Apartheid uncovered: Steve Bloom



In the mid 1970s, Steve Bloom took to the streets and townships to photograph people at a critical moment in the history of apartheid-era South Africa, when the first real cracks appeared. Beneath the Surface, part of the London festival of photography, is at Guardian Gallery, Kings Place, London, from 1 June until 28 June 2012

  Afrikaans couple outside church, Paarl, 1976


Bergie, Cape Town 1976
Homeless people were known as ‘bergies’. The word is derived from the Afrikaans word ‘mountain’, because they originally found shelter on the slopes of Table Mountain. Many were addicted to methylated spirit



Cape Town, 1975


 Cape Town, 1976
An Idi Amin lookalike, wearing fake medals, takes part in a parade. The brutal Ugandan dictator was often cited by South Africans as a justification for white rule



  Crossroads, 1977


  Crossroads Squatter Camp, 1977
This sprawling slum near Cape Town airport grew out of defiance of the Group Areas Act which prohibited black city workers from living with their dependants.
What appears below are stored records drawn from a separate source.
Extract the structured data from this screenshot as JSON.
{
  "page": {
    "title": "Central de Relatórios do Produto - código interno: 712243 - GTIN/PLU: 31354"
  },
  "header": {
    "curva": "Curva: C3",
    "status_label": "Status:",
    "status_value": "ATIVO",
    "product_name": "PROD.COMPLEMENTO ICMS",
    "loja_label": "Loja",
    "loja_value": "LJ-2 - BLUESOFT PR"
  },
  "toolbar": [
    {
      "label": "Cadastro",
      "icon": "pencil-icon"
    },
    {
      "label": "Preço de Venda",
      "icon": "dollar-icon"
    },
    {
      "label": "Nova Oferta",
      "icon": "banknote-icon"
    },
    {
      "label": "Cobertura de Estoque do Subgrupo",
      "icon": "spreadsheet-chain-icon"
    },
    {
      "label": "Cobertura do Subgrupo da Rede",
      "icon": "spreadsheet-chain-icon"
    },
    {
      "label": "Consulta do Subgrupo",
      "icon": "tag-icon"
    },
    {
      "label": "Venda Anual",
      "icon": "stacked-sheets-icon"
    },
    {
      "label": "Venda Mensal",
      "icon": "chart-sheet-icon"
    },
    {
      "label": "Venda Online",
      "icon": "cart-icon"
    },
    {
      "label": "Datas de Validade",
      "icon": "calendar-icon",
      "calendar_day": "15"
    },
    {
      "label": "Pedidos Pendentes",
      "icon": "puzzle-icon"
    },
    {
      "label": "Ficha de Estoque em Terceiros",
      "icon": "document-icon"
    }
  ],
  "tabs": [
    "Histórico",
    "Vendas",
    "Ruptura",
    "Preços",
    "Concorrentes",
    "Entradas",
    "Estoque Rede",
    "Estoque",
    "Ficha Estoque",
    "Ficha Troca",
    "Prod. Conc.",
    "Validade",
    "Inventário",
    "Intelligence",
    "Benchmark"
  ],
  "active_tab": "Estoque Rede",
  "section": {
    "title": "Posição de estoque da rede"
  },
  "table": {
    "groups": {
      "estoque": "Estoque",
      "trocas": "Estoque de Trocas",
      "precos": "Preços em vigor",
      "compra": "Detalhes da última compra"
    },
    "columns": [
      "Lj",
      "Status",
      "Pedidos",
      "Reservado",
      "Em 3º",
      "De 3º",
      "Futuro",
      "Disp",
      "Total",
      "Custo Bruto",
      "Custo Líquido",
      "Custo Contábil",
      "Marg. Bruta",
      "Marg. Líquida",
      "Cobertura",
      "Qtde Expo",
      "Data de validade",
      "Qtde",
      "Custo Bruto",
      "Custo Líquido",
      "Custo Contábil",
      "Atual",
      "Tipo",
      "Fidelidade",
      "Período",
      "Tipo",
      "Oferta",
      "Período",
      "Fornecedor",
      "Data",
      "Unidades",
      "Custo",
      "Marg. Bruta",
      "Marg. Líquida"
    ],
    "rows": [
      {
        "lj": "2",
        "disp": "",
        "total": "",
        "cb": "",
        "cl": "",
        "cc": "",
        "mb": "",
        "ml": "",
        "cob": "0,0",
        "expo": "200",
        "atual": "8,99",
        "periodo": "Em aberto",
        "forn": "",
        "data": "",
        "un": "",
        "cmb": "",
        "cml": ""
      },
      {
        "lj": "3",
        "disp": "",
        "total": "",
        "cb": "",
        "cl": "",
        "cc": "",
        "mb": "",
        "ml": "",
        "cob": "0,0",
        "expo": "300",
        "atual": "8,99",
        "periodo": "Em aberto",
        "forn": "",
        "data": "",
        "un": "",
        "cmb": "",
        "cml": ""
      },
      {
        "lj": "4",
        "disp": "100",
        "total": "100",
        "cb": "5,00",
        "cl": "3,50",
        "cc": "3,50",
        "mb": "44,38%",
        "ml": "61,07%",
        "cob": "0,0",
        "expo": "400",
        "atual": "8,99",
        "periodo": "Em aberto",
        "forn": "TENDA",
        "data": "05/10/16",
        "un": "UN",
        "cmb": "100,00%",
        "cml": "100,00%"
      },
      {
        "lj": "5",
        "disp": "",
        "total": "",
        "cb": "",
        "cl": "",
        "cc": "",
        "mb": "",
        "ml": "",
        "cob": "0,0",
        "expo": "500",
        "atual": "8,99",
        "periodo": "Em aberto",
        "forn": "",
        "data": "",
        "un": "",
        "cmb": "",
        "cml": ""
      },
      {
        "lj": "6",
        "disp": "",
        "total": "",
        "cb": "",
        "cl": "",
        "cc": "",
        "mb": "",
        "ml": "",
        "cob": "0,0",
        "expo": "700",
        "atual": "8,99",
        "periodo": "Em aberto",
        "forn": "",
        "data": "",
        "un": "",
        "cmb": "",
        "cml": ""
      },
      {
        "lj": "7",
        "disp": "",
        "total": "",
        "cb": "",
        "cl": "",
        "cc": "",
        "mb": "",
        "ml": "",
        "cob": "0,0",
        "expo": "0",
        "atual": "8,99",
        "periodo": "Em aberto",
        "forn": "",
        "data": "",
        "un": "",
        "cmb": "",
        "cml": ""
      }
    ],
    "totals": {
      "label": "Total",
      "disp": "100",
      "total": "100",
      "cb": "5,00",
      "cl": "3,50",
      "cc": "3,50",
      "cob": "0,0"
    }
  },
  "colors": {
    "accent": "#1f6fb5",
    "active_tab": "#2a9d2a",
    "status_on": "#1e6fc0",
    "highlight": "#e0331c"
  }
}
Shanties were built illegally, along with schools, shops and churches, by people determined not to be separated from their families. The authorities routinely demolished the houses, transporting any adult or child without a valid permit back to remote 'homelands', where jobs were scarce and survival difficult





Farm worker's child at home, Karoo, 1976


 Man and daughter, Manenberg, 1977


Riot police, Cape Town, 1976
People took to the streets to protest against the injustices of apartheid

  Segregated beach, Sea Point, Cape Town, 1976
  

  Stroke victim and his wife, Manenberg, near Cape Town, 1976


                                                Teargas, Grand Parade, Cape Town, 1976